3. A variable high voltage power supply according to claim 1, wherein the other of said switches is normally energized and the one of the switches is normally deenergized.

4. A variable high voltage power supply according to claim 3, wherein the pair of switches each includes semiconductor means.

5. A variable high voltage power supply according to claim 4 wherein the control means comprise semiconductor devices coupled to the semiconductor means and responsive to an applied pulse for rendering one of the semiconductor means conductive and the other of the semiconductor means non-conductive.

6. A variable high voltage power supply according to claim 1, wherein each of the pair of switches comprises a transistor,

each of the primary windings being in the current path of a respective transistor,

the source of oscillations being connected to the base of each transistor.
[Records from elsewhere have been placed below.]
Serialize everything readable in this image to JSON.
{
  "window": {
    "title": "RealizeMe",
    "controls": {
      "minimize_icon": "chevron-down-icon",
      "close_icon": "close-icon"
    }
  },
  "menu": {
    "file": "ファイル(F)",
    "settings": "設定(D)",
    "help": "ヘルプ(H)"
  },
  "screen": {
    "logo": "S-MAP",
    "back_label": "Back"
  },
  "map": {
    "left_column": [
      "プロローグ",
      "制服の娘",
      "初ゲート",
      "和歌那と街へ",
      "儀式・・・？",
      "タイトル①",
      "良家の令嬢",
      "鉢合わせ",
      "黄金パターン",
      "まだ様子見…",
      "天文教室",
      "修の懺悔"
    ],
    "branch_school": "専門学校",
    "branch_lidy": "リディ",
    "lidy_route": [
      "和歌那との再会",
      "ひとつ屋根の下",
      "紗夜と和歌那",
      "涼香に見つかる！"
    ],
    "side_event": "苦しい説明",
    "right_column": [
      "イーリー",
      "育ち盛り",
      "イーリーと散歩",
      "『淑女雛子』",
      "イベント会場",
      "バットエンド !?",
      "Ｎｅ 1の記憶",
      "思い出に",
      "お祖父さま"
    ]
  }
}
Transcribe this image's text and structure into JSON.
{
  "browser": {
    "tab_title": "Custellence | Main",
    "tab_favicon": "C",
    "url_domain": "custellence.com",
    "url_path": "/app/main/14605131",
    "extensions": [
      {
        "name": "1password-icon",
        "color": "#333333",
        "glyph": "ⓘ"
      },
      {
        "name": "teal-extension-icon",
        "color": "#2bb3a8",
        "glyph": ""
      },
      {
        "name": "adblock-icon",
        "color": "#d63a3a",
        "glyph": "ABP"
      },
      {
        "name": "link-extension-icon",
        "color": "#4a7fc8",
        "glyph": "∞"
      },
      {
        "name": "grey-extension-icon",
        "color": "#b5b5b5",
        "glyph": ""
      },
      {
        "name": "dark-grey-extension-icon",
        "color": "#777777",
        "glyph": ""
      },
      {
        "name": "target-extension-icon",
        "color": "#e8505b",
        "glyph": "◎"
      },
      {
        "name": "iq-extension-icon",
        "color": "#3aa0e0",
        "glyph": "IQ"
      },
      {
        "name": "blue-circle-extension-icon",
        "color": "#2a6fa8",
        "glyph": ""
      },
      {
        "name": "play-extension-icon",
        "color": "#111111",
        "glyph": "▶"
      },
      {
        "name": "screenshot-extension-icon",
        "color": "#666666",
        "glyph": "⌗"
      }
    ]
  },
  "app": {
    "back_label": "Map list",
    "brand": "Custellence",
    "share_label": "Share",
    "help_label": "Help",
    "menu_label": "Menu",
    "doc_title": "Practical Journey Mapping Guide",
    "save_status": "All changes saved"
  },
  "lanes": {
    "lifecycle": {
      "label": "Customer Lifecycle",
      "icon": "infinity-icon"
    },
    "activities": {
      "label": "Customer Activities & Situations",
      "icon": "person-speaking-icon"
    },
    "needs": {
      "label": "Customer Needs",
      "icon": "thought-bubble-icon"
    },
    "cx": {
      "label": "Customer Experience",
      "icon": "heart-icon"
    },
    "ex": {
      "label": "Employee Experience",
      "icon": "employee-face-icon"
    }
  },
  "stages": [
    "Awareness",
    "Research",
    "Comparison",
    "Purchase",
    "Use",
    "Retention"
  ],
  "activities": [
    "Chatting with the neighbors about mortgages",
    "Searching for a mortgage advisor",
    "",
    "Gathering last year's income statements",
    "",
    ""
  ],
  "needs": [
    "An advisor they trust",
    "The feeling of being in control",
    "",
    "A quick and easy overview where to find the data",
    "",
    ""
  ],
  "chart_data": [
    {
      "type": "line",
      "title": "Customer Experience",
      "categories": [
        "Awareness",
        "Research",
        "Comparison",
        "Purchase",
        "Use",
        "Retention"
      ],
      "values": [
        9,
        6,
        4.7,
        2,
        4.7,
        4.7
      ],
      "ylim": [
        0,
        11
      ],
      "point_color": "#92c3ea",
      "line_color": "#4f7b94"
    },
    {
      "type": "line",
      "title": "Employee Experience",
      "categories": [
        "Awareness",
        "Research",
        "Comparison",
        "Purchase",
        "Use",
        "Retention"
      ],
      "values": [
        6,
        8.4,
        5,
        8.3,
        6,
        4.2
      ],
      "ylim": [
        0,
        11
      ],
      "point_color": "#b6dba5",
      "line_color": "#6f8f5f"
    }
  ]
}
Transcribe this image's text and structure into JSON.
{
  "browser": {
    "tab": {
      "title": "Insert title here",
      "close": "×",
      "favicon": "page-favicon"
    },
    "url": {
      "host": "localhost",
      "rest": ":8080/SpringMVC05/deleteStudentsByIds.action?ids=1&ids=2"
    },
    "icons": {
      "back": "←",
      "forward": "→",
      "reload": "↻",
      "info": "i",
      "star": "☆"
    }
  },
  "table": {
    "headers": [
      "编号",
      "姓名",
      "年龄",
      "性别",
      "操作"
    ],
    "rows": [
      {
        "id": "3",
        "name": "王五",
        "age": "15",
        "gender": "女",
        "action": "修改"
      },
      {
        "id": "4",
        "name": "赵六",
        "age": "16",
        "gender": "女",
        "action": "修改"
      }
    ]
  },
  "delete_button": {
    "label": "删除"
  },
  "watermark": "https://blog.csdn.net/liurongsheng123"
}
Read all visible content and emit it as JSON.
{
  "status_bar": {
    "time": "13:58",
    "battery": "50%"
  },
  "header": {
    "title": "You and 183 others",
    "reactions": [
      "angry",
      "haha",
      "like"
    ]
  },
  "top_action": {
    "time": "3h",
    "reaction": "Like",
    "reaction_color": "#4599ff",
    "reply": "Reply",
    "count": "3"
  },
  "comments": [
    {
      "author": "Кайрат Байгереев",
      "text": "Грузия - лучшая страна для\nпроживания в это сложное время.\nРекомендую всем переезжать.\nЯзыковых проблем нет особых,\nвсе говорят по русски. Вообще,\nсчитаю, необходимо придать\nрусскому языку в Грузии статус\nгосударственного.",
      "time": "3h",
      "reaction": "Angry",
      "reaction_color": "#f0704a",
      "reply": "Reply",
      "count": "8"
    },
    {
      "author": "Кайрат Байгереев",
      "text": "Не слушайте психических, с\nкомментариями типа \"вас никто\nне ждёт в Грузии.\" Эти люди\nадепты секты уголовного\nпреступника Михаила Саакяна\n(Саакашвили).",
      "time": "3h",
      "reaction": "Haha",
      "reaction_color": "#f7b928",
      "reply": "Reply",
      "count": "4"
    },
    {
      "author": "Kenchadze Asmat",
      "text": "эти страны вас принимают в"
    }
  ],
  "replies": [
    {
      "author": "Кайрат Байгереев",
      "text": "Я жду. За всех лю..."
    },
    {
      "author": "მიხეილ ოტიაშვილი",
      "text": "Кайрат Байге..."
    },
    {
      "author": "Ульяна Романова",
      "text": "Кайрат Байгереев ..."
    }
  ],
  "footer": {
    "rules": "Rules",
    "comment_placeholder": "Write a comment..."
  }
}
Patent Citations
Cited PatentFiling datePublication dateApplicantTitle
US3373338 *Feb 2, 1967Mar 12, 1968Gen ElectricPower conversion system with magnetically forced voltage sharing for the switching devices
US3659190 *Oct 6, 1970Apr 25, 1972Venus Scient IncSwitching high-voltage power supply
US3723855 *Aug 16, 1971Mar 27, 1973Sybron CorpSystem having fast plural high voltage switching
Referenced by
Citing PatentFiling datePublication dateApplicantTitle
US4131938 *Apr 15, 1977Dec 26, 1978Westinghouse Electric Corp.Digital chopper regulator
US4160996 *Sep 26, 1977Jul 10, 1979Compagnie Industrielle Des Telecommunications Cit-AlcatelSwitchable high voltage generator for penetration-type color CRT
US4284928 *Sep 5, 1979Aug 18, 1981Thomson-CsfSwitchable very-high-voltage direct-current power supply for capacitive load
US4724420 *Dec 19, 1985Feb 9, 1988Varian Associates, Inc.Method and apparatus for quasi-analog reconstructions of amplitude and frequency varying analog input signals
US5444610 *Oct 22, 1993Aug 22, 1995Diversified Technologies, Inc.High-power modulator
US5646833 *Mar 16, 1995Jul 8, 1997Diversified Technologies, Inc.Apparatus and method for deriving power for switching a switch from voltage across the switch
US6043636 *Oct 20, 1997Mar 28, 2000Diversified Technologies, Inc.Voltage transient suppression
DE3226336A1 *Jul 14, 1982Feb 3, 1983United Technologies CorpHochspannungsfarbschalter fuer eine penetrationskatodenstrahlroehre
EP0017692A1 *Aug 28, 1979Oct 29, 1980Thomson-CsfSwitchable high-voltage power supply
WO1985001403A1 *Aug 20, 1984Mar 28, 1985American Telephone & TelegraphImprovements in or relating to power switching circuits
Classifications
U.S. Classification307/77, 348/E09.15, 323/271, 315/382.1, 348/380, 307/85
International ClassificationH03K17/64, H02M3/04, H02M3/10, H04N9/27, H04N9/16, H03K17/041, H03K17/60, H03K17/04
Cooperative ClassificationH03K17/64, H03K17/04113, H02M3/10, H04N9/27
European ClassificationH04N9/27, H03K17/041D, H02M3/10, H03K17/64